What you have to do: Every line below must be copied as written, except for pictures.
(Beginning of Exercise materials)
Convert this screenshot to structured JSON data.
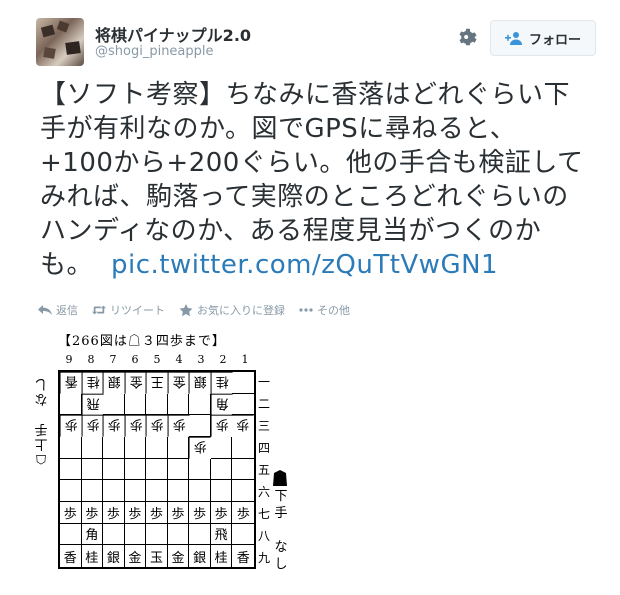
{
  "profile": {
    "display_name": "将棋パイナップル2.0",
    "screen_name": "@shogi_pineapple"
  },
  "header": {
    "follow_label": "フォロー",
    "settings_icon": "gear-icon",
    "follow_icon": "person-plus-icon"
  },
  "tweet": {
    "lines": [
      "【ソフト考察】ちなみに香落はどれぐらい下",
      "手が有利なのか。図でGPSに尋ねると、",
      "+100から+200ぐらい。他の手合も検証して",
      "みれば、駒落って実際のところどれぐらいの",
      "ハンディなのか、ある程度見当がつくのか"
    ],
    "last_line": "も。",
    "link_text": "pic.twitter.com/zQuTtVwGN1",
    "link_color": "#2b7bb9"
  },
  "actions": {
    "reply": "返信",
    "retweet": "リツイート",
    "favorite": "お気に入りに登録",
    "more": "その他"
  },
  "figure": {
    "title": "【266図は☖３四歩まで】",
    "col_labels": [
      "9",
      "8",
      "7",
      "6",
      "5",
      "4",
      "3",
      "2",
      "1"
    ],
    "row_labels": [
      "一",
      "二",
      "三",
      "四",
      "五",
      "六",
      "七",
      "八",
      "九"
    ],
    "gote_hand": "☖上手　なし",
    "sente_hand": "下手　なし",
    "board": [
      [
        "香",
        "桂",
        "銀",
        "金",
        "王",
        "金",
        "銀",
        "桂",
        ""
      ],
      [
        "",
        "飛",
        "",
        "",
        "",
        "",
        "",
        "角",
        ""
      ],
      [
        "歩",
        "歩",
        "歩",
        "歩",
        "歩",
        "歩",
        "",
        "歩",
        "歩"
      ],
      [
        "",
        "",
        "",
        "",
        "",
        "",
        "歩",
        "",
        ""
      ],
      [
        "",
        "",
        "",
        "",
        "",
        "",
        "",
        "",
        ""
      ],
      [
        "",
        "",
        "",
        "",
        "",
        "",
        "",
        "",
        ""
      ],
      [
        "歩",
        "歩",
        "歩",
        "歩",
        "歩",
        "歩",
        "歩",
        "歩",
        "歩"
      ],
      [
        "",
        "角",
        "",
        "",
        "",
        "",
        "",
        "飛",
        ""
      ],
      [
        "香",
        "桂",
        "銀",
        "金",
        "玉",
        "金",
        "銀",
        "桂",
        "香"
      ]
    ],
    "owners": [
      [
        "g",
        "g",
        "g",
        "g",
        "g",
        "g",
        "g",
        "g",
        ""
      ],
      [
        "",
        "g",
        "",
        "",
        "",
        "",
        "",
        "g",
        ""
      ],
      [
        "g",
        "g",
        "g",
        "g",
        "g",
        "g",
        "",
        "g",
        "g"
      ],
      [
        "",
        "",
        "",
        "",
        "",
        "",
        "g",
        "",
        ""
      ],
      [
        "",
        "",
        "",
        "",
        "",
        "",
        "",
        "",
        ""
      ],
      [
        "",
        "",
        "",
        "",
        "",
        "",
        "",
        "",
        ""
      ],
      [
        "s",
        "s",
        "s",
        "s",
        "s",
        "s",
        "s",
        "s",
        "s"
      ],
      [
        "",
        "s",
        "",
        "",
        "",
        "",
        "",
        "s",
        ""
      ],
      [
        "s",
        "s",
        "s",
        "s",
        "s",
        "s",
        "s",
        "s",
        "s"
      ]
    ]
  }
}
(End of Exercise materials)
Written solution:
Convert this screenshot to structured JSON data.
{
  "profile": {
    "display_name": "将棋パイナップル2.0",
    "screen_name": "@shogi_pineapple"
  },
  "header": {
    "follow_label": "フォロー",
    "settings_icon": "gear-icon",
    "follow_icon": "person-plus-icon"
  },
  "tweet": {
    "lines": [
      "【ソフト考察】ちなみに香落はどれぐらい下",
      "手が有利なのか。図でGPSに尋ねると、",
      "+100から+200ぐらい。他の手合も検証して",
      "みれば、駒落って実際のところどれぐらいの",
      "ハンディなのか、ある程度見当がつくのか"
    ],
    "last_line": "も。",
    "link_text": "pic.twitter.com/zQuTtVwGN1",
    "link_color": "#2b7bb9"
  },
  "actions": {
    "reply": "返信",
    "retweet": "リツイート",
    "favorite": "お気に入りに登録",
    "more": "その他"
  },
  "figure": {
    "title": "【266図は☖３四歩まで】",
    "col_labels": [
      "9",
      "8",
      "7",
      "6",
      "5",
      "4",
      "3",
      "2",
      "1"
    ],
    "row_labels": [
      "一",
      "二",
      "三",
      "四",
      "五",
      "六",
      "七",
      "八",
      "九"
    ],
    "gote_hand": "☖上手　なし",
    "sente_hand": "下手　なし",
    "board": [
      [
        "香",
        "桂",
        "銀",
        "金",
        "王",
        "金",
        "銀",
        "桂",
        ""
      ],
      [
        "",
        "飛",
        "",
        "",
        "",
        "",
        "",
        "角",
        ""
      ],
      [
        "歩",
        "歩",
        "歩",
        "歩",
        "歩",
        "歩",
        "",
        "歩",
        "歩"
      ],
      [
        "",
        "",
        "",
        "",
        "",
        "",
        "歩",
        "",
        ""
      ],
      [
        "",
        "",
        "",
        "",
        "",
        "",
        "",
        "",
        ""
      ],
      [
        "",
        "",
        "",
        "",
        "",
        "",
        "",
        "",
        ""
      ],
      [
        "歩",
        "歩",
        "歩",
        "歩",
        "歩",
        "歩",
        "歩",
        "歩",
        "歩"
      ],
      [
        "",
        "角",
        "",
        "",
        "",
        "",
        "",
        "飛",
        ""
      ],
      [
        "香",
        "桂",
        "銀",
        "金",
        "玉",
        "金",
        "銀",
        "桂",
        "香"
      ]
    ],
    "owners": [
      [
        "g",
        "g",
        "g",
        "g",
        "g",
        "g",
        "g",
        "g",
        ""
      ],
      [
        "",
        "g",
        "",
        "",
        "",
        "",
        "",
        "g",
        ""
      ],
      [
        "g",
        "g",
        "g",
        "g",
        "g",
        "g",
        "",
        "g",
        "g"
      ],
      [
        "",
        "",
        "",
        "",
        "",
        "",
        "g",
        "",
        ""
      ],
      [
        "",
        "",
        "",
        "",
        "",
        "",
        "",
        "",
        ""
      ],
      [
        "",
        "",
        "",
        "",
        "",
        "",
        "",
        "",
        ""
      ],
      [
        "s",
        "s",
        "s",
        "s",
        "s",
        "s",
        "s",
        "s",
        "s"
      ],
      [
        "",
        "s",
        "",
        "",
        "",
        "",
        "",
        "s",
        ""
      ],
      [
        "s",
        "s",
        "s",
        "s",
        "s",
        "s",
        "s",
        "s",
        "s"
      ]
    ]
  }
}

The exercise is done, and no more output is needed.